### The problem
Check every line of the entries for "Breaking", and copy the lines that hold it.

= Beginning of Section =

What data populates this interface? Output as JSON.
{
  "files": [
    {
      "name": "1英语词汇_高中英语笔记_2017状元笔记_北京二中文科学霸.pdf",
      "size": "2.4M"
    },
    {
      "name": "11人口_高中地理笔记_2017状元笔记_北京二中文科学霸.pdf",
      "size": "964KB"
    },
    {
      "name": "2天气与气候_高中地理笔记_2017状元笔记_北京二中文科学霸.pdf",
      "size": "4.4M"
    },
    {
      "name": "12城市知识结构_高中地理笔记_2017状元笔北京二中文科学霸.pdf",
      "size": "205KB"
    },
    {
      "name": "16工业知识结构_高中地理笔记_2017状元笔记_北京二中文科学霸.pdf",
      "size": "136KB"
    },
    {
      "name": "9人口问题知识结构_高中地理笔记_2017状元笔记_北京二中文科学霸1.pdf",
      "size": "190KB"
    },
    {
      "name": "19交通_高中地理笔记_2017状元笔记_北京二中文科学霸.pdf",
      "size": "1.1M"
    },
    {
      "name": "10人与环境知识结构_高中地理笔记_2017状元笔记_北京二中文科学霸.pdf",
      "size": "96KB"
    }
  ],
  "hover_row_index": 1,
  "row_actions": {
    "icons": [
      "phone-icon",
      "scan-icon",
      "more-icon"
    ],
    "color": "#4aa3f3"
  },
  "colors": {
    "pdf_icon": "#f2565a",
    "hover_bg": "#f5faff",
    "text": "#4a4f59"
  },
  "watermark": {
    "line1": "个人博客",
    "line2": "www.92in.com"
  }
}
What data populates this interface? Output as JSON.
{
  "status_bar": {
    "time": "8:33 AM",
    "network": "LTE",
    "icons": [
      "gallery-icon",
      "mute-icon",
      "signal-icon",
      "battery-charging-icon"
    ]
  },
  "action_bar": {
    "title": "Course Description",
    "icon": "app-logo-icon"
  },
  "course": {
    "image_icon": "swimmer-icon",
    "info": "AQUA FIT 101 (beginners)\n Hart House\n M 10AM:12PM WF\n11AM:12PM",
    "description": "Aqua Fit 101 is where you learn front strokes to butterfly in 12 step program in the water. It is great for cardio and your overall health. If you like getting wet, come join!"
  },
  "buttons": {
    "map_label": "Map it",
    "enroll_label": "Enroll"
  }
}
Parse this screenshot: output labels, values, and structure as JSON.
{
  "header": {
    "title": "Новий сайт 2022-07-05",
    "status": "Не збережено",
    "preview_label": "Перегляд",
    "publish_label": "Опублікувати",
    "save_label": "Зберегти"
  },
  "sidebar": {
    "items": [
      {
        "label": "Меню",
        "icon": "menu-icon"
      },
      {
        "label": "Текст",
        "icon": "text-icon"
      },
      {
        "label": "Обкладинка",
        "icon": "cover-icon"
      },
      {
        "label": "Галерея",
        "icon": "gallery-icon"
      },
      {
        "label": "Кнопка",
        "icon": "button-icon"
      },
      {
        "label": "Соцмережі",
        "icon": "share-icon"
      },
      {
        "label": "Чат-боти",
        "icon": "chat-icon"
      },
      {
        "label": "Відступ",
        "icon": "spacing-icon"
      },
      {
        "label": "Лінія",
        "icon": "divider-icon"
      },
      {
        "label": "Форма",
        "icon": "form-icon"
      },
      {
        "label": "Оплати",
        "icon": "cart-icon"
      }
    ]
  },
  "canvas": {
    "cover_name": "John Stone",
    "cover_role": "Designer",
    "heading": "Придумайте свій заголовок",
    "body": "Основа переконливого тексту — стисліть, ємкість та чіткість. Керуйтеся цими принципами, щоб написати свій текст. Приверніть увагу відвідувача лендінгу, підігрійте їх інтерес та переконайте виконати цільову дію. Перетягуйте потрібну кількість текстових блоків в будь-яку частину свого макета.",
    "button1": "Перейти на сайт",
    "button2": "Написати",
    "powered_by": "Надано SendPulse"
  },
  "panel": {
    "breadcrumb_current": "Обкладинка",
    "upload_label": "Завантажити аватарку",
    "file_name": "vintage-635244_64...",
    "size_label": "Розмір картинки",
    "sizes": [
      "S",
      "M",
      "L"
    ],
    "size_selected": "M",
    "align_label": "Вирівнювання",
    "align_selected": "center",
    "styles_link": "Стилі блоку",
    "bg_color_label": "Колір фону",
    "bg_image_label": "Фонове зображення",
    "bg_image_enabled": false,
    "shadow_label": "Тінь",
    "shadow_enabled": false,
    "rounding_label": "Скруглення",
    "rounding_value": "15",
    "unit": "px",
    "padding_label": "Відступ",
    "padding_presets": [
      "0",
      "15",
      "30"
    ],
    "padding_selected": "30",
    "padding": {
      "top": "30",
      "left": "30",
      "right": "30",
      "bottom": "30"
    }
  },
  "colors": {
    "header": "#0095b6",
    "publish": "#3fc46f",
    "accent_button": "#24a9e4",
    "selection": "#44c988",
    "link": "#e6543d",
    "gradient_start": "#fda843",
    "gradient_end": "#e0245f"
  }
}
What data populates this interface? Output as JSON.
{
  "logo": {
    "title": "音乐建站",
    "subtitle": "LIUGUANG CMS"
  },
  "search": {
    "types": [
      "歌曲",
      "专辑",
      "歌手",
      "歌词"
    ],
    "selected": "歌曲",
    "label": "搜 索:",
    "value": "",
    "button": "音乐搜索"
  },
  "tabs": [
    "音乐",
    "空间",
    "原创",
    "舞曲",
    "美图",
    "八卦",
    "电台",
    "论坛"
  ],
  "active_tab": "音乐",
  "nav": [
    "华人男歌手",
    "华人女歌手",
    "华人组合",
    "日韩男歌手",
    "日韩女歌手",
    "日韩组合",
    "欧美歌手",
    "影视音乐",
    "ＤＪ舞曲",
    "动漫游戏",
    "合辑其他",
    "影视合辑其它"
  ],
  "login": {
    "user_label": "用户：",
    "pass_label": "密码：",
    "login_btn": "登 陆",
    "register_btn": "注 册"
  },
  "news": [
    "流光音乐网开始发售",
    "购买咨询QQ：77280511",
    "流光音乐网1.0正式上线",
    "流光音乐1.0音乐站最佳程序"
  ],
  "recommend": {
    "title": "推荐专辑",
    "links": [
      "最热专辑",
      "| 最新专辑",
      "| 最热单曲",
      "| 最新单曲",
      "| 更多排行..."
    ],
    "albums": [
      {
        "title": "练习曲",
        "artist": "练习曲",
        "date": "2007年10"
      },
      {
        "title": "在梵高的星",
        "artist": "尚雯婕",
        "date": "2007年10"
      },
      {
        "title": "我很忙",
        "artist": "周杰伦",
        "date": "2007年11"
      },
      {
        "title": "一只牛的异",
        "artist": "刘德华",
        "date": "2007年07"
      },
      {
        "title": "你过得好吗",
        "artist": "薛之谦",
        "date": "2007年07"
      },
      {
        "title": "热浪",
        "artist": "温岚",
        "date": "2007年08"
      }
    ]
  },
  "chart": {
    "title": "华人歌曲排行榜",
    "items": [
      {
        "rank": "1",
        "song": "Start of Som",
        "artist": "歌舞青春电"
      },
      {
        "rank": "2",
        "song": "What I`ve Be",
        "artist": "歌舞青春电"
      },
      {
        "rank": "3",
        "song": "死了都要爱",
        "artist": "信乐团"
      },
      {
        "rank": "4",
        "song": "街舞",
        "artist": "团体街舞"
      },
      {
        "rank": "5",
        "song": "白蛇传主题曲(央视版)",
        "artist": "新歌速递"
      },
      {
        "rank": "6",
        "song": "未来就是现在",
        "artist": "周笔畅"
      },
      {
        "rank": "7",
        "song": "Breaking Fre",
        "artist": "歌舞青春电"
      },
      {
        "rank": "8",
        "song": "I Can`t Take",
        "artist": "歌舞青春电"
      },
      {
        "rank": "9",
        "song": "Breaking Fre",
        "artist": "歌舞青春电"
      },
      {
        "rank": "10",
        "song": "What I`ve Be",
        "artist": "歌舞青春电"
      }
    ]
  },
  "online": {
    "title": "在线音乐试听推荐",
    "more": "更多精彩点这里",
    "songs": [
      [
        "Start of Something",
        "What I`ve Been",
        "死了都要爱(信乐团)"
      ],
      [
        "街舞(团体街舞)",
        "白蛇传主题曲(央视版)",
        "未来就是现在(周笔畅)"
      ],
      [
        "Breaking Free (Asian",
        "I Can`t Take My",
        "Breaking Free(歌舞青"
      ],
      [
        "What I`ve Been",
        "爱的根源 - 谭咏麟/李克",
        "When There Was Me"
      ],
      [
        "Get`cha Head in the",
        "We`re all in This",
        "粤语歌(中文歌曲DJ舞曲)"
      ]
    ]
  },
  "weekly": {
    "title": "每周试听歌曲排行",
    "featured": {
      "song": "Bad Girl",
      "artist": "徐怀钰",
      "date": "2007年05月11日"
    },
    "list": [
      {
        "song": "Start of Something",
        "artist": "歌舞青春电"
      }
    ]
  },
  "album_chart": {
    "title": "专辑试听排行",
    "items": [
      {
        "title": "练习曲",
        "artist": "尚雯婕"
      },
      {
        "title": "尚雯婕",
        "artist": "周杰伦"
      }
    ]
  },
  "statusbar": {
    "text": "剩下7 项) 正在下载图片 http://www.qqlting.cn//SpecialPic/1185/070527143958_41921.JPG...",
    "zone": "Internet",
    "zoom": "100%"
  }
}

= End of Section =

### Solved problem
        "song": "Breaking Fre",
        "song": "Breaking Fre",
        "Breaking Free (Asian",
        "Breaking Free(歌舞青"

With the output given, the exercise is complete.